DIRECTIONS FOR THIS TASK: Go through the data and report how many lines include the word "Sketch", giving only the number.

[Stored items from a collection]

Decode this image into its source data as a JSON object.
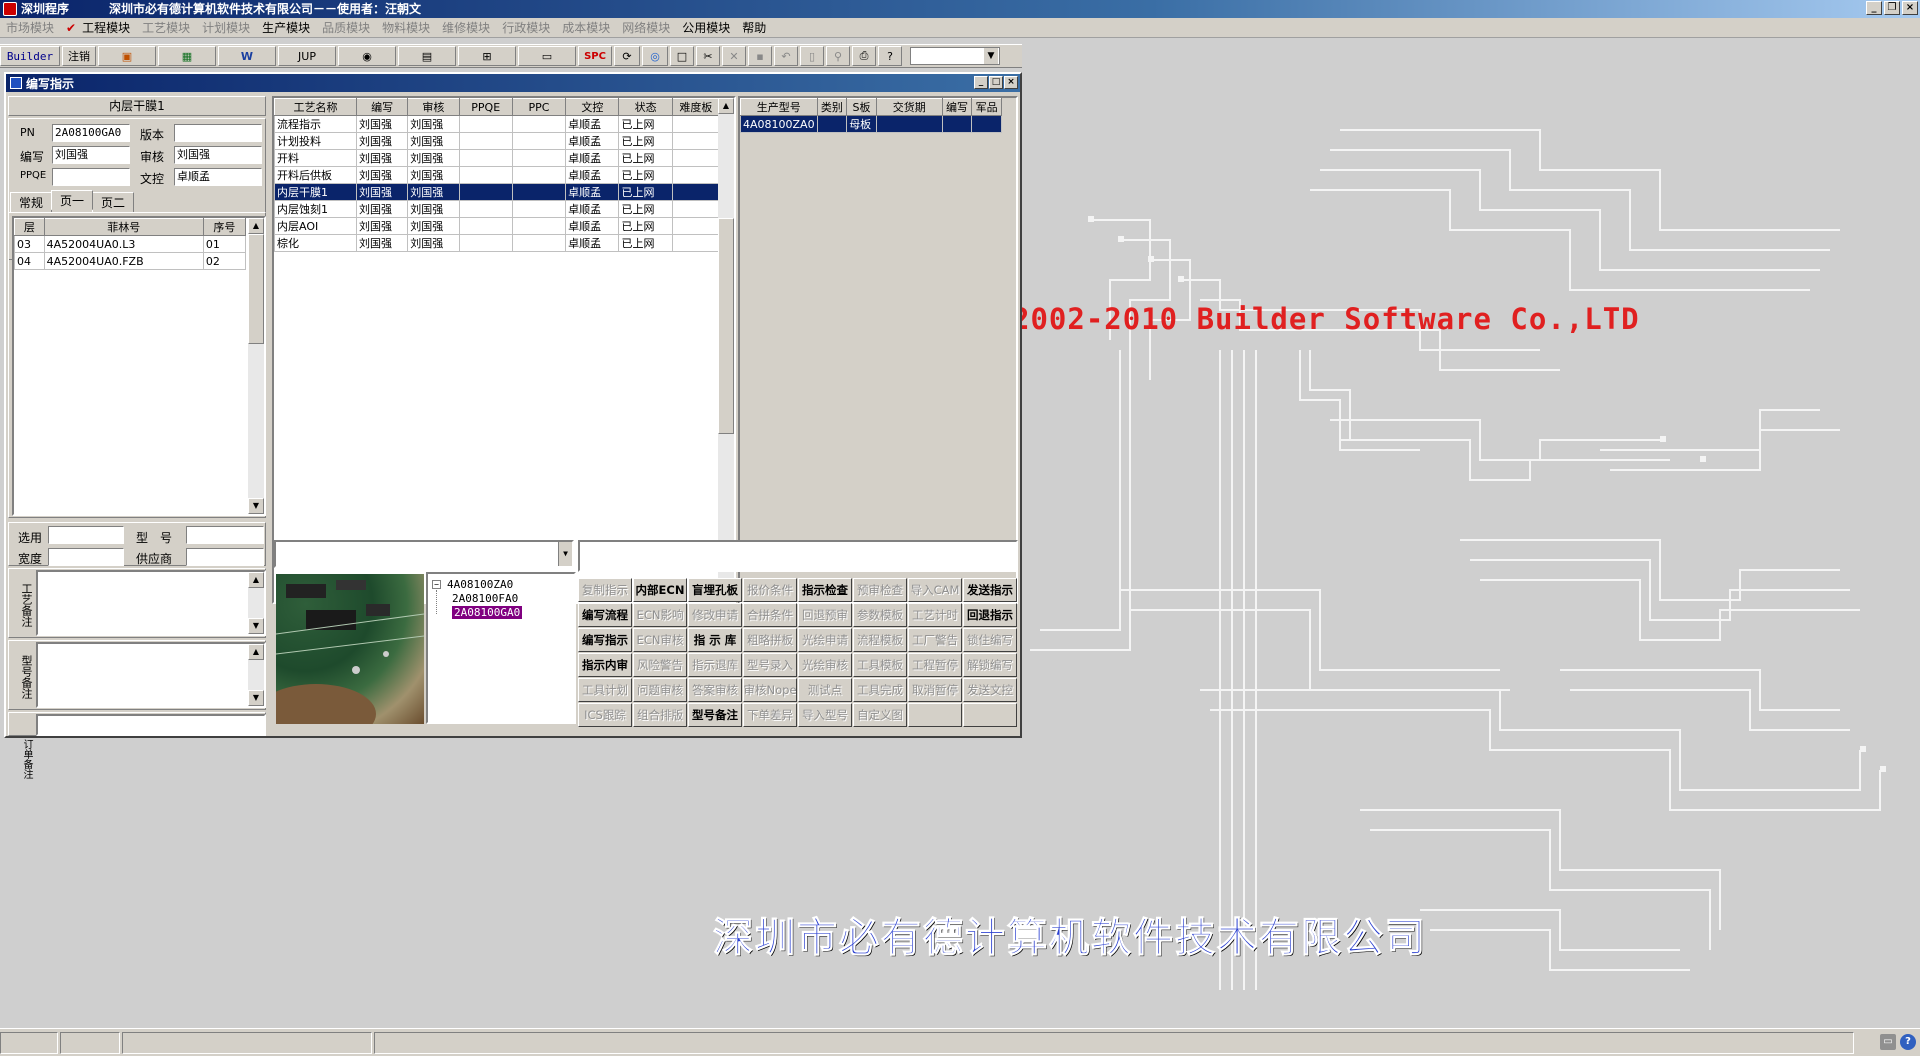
{
  "window": {
    "app_name": "深圳程序",
    "title": "深圳市必有德计算机软件技术有限公司－－使用者：汪朝文"
  },
  "menu": [
    {
      "label": "市场模块",
      "enabled": false
    },
    {
      "label": "工程模块",
      "enabled": true,
      "checked": true
    },
    {
      "label": "工艺模块",
      "enabled": false
    },
    {
      "label": "计划模块",
      "enabled": false
    },
    {
      "label": "生产模块",
      "enabled": true
    },
    {
      "label": "品质模块",
      "enabled": false
    },
    {
      "label": "物料模块",
      "enabled": false
    },
    {
      "label": "维修模块",
      "enabled": false
    },
    {
      "label": "行政模块",
      "enabled": false
    },
    {
      "label": "成本模块",
      "enabled": false
    },
    {
      "label": "网络模块",
      "enabled": false
    },
    {
      "label": "公用模块",
      "enabled": true
    },
    {
      "label": "帮助",
      "enabled": true
    }
  ],
  "toolbar": {
    "builder": "Builder",
    "logout": "注销",
    "jup": "JUP",
    "spc": "SPC"
  },
  "background": {
    "copyright": "2002-2010 Builder Software Co.,LTD",
    "company": "深圳市必有德计算机软件技术有限公司"
  },
  "dialog": {
    "title": "编写指示",
    "process_name": "内层干膜1",
    "fields": {
      "pn_label": "PN",
      "pn_value": "2A08100GA0",
      "version_label": "版本",
      "version_value": "",
      "writer_label": "编写",
      "writer_value": "刘国强",
      "reviewer_label": "审核",
      "reviewer_value": "刘国强",
      "ppqe_label": "PPQE",
      "ppqe_value": "",
      "doc_label": "文控",
      "doc_value": "卓顺孟"
    },
    "tabs": [
      "常规",
      "页一",
      "页二"
    ],
    "film_table": {
      "headers": [
        "层",
        "菲林号",
        "序号"
      ],
      "rows": [
        [
          "03",
          "4A52004UA0.L3",
          "01"
        ],
        [
          "04",
          "4A52004UA0.FZB",
          "02"
        ]
      ]
    },
    "material": {
      "select_label": "选用",
      "model_label": "型　号",
      "width_label": "宽度",
      "supplier_label": "供应商"
    },
    "remarks": [
      "工艺备注",
      "型号备注",
      "订单备注"
    ],
    "process_table": {
      "headers": [
        "工艺名称",
        "编写",
        "审核",
        "PPQE",
        "PPC",
        "文控",
        "状态",
        "难度板"
      ],
      "selected_index": 4,
      "rows": [
        [
          "流程指示",
          "刘国强",
          "刘国强",
          "",
          "",
          "卓顺孟",
          "已上网",
          ""
        ],
        [
          "计划投料",
          "刘国强",
          "刘国强",
          "",
          "",
          "卓顺孟",
          "已上网",
          ""
        ],
        [
          "开料",
          "刘国强",
          "刘国强",
          "",
          "",
          "卓顺孟",
          "已上网",
          ""
        ],
        [
          "开料后供板",
          "刘国强",
          "刘国强",
          "",
          "",
          "卓顺孟",
          "已上网",
          ""
        ],
        [
          "内层干膜1",
          "刘国强",
          "刘国强",
          "",
          "",
          "卓顺孟",
          "已上网",
          ""
        ],
        [
          "内层蚀刻1",
          "刘国强",
          "刘国强",
          "",
          "",
          "卓顺孟",
          "已上网",
          ""
        ],
        [
          "内层AOI",
          "刘国强",
          "刘国强",
          "",
          "",
          "卓顺孟",
          "已上网",
          ""
        ],
        [
          "棕化",
          "刘国强",
          "刘国强",
          "",
          "",
          "卓顺孟",
          "已上网",
          ""
        ]
      ]
    },
    "model_table": {
      "headers": [
        "生产型号",
        "类别",
        "S板",
        "交货期",
        "编写",
        "军品"
      ],
      "rows": [
        [
          "4A08100ZA0",
          "",
          "母板",
          "",
          "",
          ""
        ]
      ]
    },
    "tree": {
      "root": "4A08100ZA0",
      "children": [
        "2A08100FA0",
        "2A08100GA0"
      ],
      "selected": "2A08100GA0"
    },
    "buttons": [
      {
        "label": "复制指示",
        "enabled": false
      },
      {
        "label": "内部ECN",
        "enabled": true
      },
      {
        "label": "盲埋孔板",
        "enabled": true
      },
      {
        "label": "报价条件",
        "enabled": false
      },
      {
        "label": "指示检查",
        "enabled": true
      },
      {
        "label": "预审检查",
        "enabled": false
      },
      {
        "label": "导入CAM",
        "enabled": false
      },
      {
        "label": "发送指示",
        "enabled": true
      },
      {
        "label": "编写流程",
        "enabled": true
      },
      {
        "label": "ECN影响",
        "enabled": false
      },
      {
        "label": "修改申请",
        "enabled": false
      },
      {
        "label": "合拼条件",
        "enabled": false
      },
      {
        "label": "回退预审",
        "enabled": false
      },
      {
        "label": "参数模板",
        "enabled": false
      },
      {
        "label": "工艺计时",
        "enabled": false
      },
      {
        "label": "回退指示",
        "enabled": true
      },
      {
        "label": "编写指示",
        "enabled": true
      },
      {
        "label": "ECN审核",
        "enabled": false
      },
      {
        "label": "指 示 库",
        "enabled": true
      },
      {
        "label": "粗略拼板",
        "enabled": false
      },
      {
        "label": "光绘申请",
        "enabled": false
      },
      {
        "label": "流程模板",
        "enabled": false
      },
      {
        "label": "工厂警告",
        "enabled": false
      },
      {
        "label": "锁住编写",
        "enabled": false
      },
      {
        "label": "指示内审",
        "enabled": true
      },
      {
        "label": "风险警告",
        "enabled": false
      },
      {
        "label": "指示退库",
        "enabled": false
      },
      {
        "label": "型号录入",
        "enabled": false
      },
      {
        "label": "光绘审核",
        "enabled": false
      },
      {
        "label": "工具模板",
        "enabled": false
      },
      {
        "label": "工程暂停",
        "enabled": false
      },
      {
        "label": "解锁编写",
        "enabled": false
      },
      {
        "label": "工具计划",
        "enabled": false
      },
      {
        "label": "问题审核",
        "enabled": false
      },
      {
        "label": "答案审核",
        "enabled": false
      },
      {
        "label": "审核Nope",
        "enabled": false
      },
      {
        "label": "测试点",
        "enabled": false
      },
      {
        "label": "工具完成",
        "enabled": false
      },
      {
        "label": "取消暂停",
        "enabled": false
      },
      {
        "label": "发送文控",
        "enabled": false
      },
      {
        "label": "ICS跟踪",
        "enabled": false
      },
      {
        "label": "组合排版",
        "enabled": false
      },
      {
        "label": "型号备注",
        "enabled": true
      },
      {
        "label": "下单差异",
        "enabled": false
      },
      {
        "label": "导入型号",
        "enabled": false
      },
      {
        "label": "自定义图",
        "enabled": false
      },
      {
        "label": "",
        "enabled": false
      },
      {
        "label": "",
        "enabled": false
      }
    ]
  },
  "colors": {
    "title_bar": "#0a246a",
    "selection": "#0a246a",
    "copyright_text": "#e02020",
    "company_text": "#2a3fd0",
    "tree_selection": "#800080"
  }
}
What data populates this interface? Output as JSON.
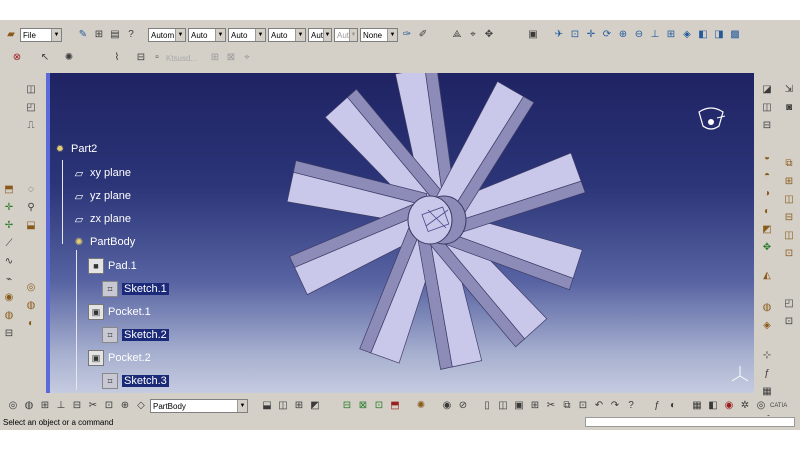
{
  "toolbar_top": {
    "file_combo": "File",
    "combo_1": "Autom",
    "combo_2": "Auto",
    "combo_3": "Auto",
    "combo_4": "Auto",
    "combo_5": "Aut",
    "combo_6": "Aut",
    "combo_7": "None"
  },
  "toolbar_second": {
    "faded_label": "Ktsusd..."
  },
  "tree": {
    "root": "Part2",
    "planes": [
      "xy plane",
      "yz plane",
      "zx plane"
    ],
    "body": "PartBody",
    "features": [
      {
        "label": "Pad.1",
        "sketch": "Sketch.1"
      },
      {
        "label": "Pocket.1",
        "sketch": "Sketch.2"
      },
      {
        "label": "Pocket.2",
        "sketch": "Sketch.3"
      }
    ]
  },
  "bottom_toolbar": {
    "body_combo": "PartBody",
    "catia_label": "CATIA"
  },
  "status": {
    "message": "Select an object or a command"
  },
  "colors": {
    "viewport_top": "#1f2363",
    "viewport_bottom": "#c5cbe0",
    "part_face": "#c9c8ea",
    "part_side": "#8d8bb8",
    "selection": "#1b2a78",
    "toolbar": "#d4d0c8"
  }
}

OUTPUT BELOW: 3